The Project Company, Linhas de Xingu Transmissora de Energia Ltda., which is an indirect subsidiary of Isolux Corsan, is a Brazilian company set up in order to qualify for Brazilian transmission contracts which requires it to operate exclusively in electricity transmission. The sell-off of Isolux Corsan’s subsidiaries is still underway and so it is likely a change of ownership of the Project Company will occur at some stage.
The project highlighted an important issue with the typical timeframes that the Procuring Authority had previously set for the construction phase of its PPP contracts. Allocating the full risks related to delays caused by environmental permitting to the Project Company may not be appropriate, as the requirements can vary significantly from one administration to another. The Procuring Authority recognised that the timelines it prescribed for project companies to acquire permits and complete construction works may not always be appropriate.
New PPP contracts now define the environmental permitting as a shared risk and allow more time for permitting. The project is a good example to demonstrate how lessons learned during PPP contract management can inform the structuring of future similar projects.
In this project, the Project Company has a great deal of freedom to manage its business without the involvement of the Procuring Authority. Financing arrangements, project costs and detailed financial performance information are not shared with the Procuring Authority. This has not presented any major issues so far; however, when a Project Company or its shareholders are in financial distress, the Procuring Authority feels that its ability to provide support and ensure the success of the project is limited by the lack of knowledge.
Here, the ultimate shareholder of the Project Company is currently the subject of insolvency proceedings and the Procuring Authority will find itself in a difficult position if that were to affect the Project Company. The Procuring Authority may not have the same opportunity to prepare for, or mitigate against the risks associated with such an event because of the lack of detailed information on the financial position of the Project Company.
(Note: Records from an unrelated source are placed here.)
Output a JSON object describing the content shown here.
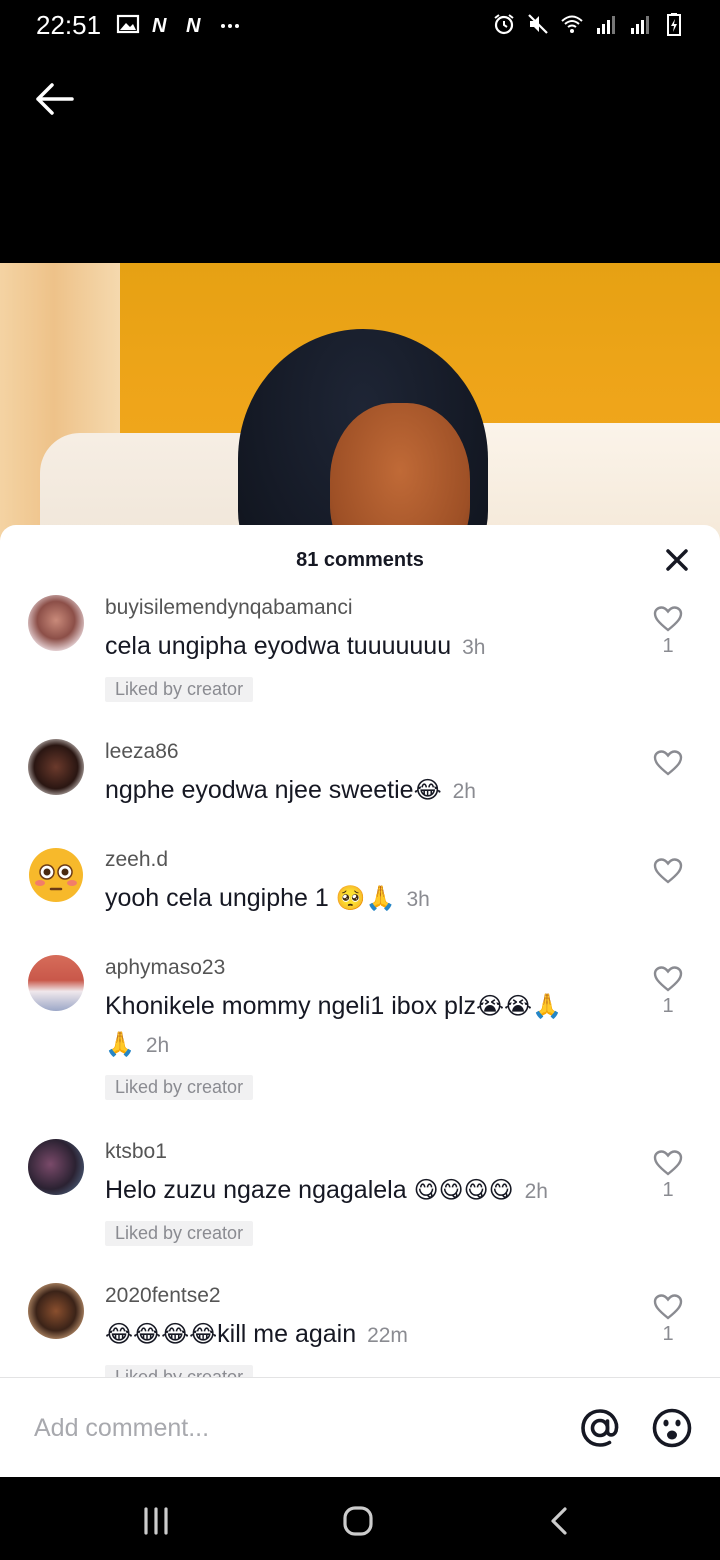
{
  "status_bar": {
    "time": "22:51",
    "left_icons": [
      "gallery-icon",
      "n-icon",
      "n-icon",
      "more-dots-icon"
    ],
    "right_icons": [
      "alarm-icon",
      "mute-icon",
      "wifi-icon",
      "signal-icon",
      "signal-icon",
      "battery-icon"
    ]
  },
  "comments_panel": {
    "count_label": "81 comments",
    "comments": [
      {
        "username": "buyisilemendynqabamanci",
        "text": "cela ungipha eyodwa tuuuuuuu",
        "time": "3h",
        "liked_by_creator": "Liked by creator",
        "likes": "1"
      },
      {
        "username": "leeza86",
        "text": "ngphe eyodwa njee sweetie",
        "emojis": "😂",
        "time": "2h",
        "liked_by_creator": "",
        "likes": ""
      },
      {
        "username": "zeeh.d",
        "text": "yooh cela ungiphe 1 ",
        "emojis": "🥺🙏",
        "time": "3h",
        "liked_by_creator": "",
        "likes": ""
      },
      {
        "username": "aphymaso23",
        "text": "Khonikele mommy ngeli1 ibox plz",
        "emojis": "😭😭🙏",
        "line2_emojis": "🙏",
        "time": "2h",
        "liked_by_creator": "Liked by creator",
        "likes": "1"
      },
      {
        "username": "ktsbo1",
        "text": "Helo zuzu ngaze ngagalela ",
        "emojis": "😋😋😋😋",
        "time": "2h",
        "liked_by_creator": "Liked by creator",
        "likes": "1"
      },
      {
        "username": "2020fentse2",
        "emojis": "😂😂😂😂",
        "text": "kill me again",
        "time": "22m",
        "liked_by_creator": "Liked by creator",
        "likes": "1"
      }
    ]
  },
  "input": {
    "placeholder": "Add comment..."
  },
  "colors": {
    "accent_text": "#161823",
    "muted": "#8a8b91",
    "video_orange": "#efa51a"
  }
}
There is an annual training programme provided by the Procuring Authority to all its employees across a programme of projects. The programme covers a wide range of skills considered key to successful management of PPP contracts. Thereafter, individual teams/offices provide their own training programmes designed in line with specific staff and project requirements. These training programmes can be delivered either by experienced internal staff or by external training providers. Quite often seminars, workshops and dedicated courses are provided by international market leaders and institutions such as the Council on Large Electric Systems (Cigré), universities and equipment producers.